Task goal -
At the line containing "What data populates", start repeating the entries exactly, and continue through the last line.

(Records provided begins)

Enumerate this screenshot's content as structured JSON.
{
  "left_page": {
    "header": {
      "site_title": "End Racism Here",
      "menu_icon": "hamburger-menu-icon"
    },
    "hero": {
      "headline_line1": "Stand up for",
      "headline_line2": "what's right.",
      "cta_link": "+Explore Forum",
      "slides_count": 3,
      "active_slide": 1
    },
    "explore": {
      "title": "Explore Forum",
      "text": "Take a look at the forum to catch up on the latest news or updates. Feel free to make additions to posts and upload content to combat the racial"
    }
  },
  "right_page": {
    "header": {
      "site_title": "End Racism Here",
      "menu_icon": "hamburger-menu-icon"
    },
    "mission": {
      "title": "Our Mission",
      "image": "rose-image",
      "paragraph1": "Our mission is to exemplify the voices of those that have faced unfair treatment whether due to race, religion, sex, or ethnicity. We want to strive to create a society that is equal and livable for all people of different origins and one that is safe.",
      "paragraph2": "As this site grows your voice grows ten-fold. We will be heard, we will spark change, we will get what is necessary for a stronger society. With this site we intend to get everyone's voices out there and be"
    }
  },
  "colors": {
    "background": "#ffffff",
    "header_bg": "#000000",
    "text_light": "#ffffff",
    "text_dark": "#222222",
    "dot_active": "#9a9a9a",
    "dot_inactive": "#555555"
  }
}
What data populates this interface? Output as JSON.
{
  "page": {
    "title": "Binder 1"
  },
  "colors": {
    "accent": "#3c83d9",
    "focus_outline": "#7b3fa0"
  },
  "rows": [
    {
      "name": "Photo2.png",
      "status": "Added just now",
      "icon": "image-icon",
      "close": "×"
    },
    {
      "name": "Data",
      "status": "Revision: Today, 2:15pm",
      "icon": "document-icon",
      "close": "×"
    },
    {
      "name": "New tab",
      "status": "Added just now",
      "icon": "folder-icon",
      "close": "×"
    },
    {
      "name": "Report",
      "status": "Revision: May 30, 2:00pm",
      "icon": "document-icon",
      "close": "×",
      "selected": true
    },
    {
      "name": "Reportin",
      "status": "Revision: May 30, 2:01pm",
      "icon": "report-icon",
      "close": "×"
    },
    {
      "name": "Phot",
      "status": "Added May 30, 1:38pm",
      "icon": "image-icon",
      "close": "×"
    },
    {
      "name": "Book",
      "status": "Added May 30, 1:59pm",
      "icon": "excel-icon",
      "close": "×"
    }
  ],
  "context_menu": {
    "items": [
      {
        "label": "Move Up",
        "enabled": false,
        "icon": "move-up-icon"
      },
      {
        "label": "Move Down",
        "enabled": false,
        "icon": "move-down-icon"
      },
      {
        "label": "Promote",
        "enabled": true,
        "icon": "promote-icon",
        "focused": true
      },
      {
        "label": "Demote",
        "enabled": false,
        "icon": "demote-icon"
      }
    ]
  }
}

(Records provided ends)

Solved exercise -
What data populates this interface? Output as JSON.
{
  "page": {
    "title": "Binder 1"
  },
  "colors": {
    "accent": "#3c83d9",
    "focus_outline": "#7b3fa0"
  },
  "rows": [
    {
      "name": "Photo2.png",
      "status": "Added just now",
      "icon": "image-icon",
      "close": "×"
    },
    {
      "name": "Data",
      "status": "Revision: Today, 2:15pm",
      "icon": "document-icon",
      "close": "×"
    },
    {
      "name": "New tab",
      "status": "Added just now",
      "icon": "folder-icon",
      "close": "×"
    },
    {
      "name": "Report",
      "status": "Revision: May 30, 2:00pm",
      "icon": "document-icon",
      "close": "×",
      "selected": true
    },
    {
      "name": "Reportin",
      "status": "Revision: May 30, 2:01pm",
      "icon": "report-icon",
      "close": "×"
    },
    {
      "name": "Phot",
      "status": "Added May 30, 1:38pm",
      "icon": "image-icon",
      "close": "×"
    },
    {
      "name": "Book",
      "status": "Added May 30, 1:59pm",
      "icon": "excel-icon",
      "close": "×"
    }
  ],
  "context_menu": {
    "items": [
      {
        "label": "Move Up",
        "enabled": false,
        "icon": "move-up-icon"
      },
      {
        "label": "Move Down",
        "enabled": false,
        "icon": "move-down-icon"
      },
      {
        "label": "Promote",
        "enabled": true,
        "icon": "promote-icon",
        "focused": true
      },
      {
        "label": "Demote",
        "enabled": false,
        "icon": "demote-icon"
      }
    ]
  }
}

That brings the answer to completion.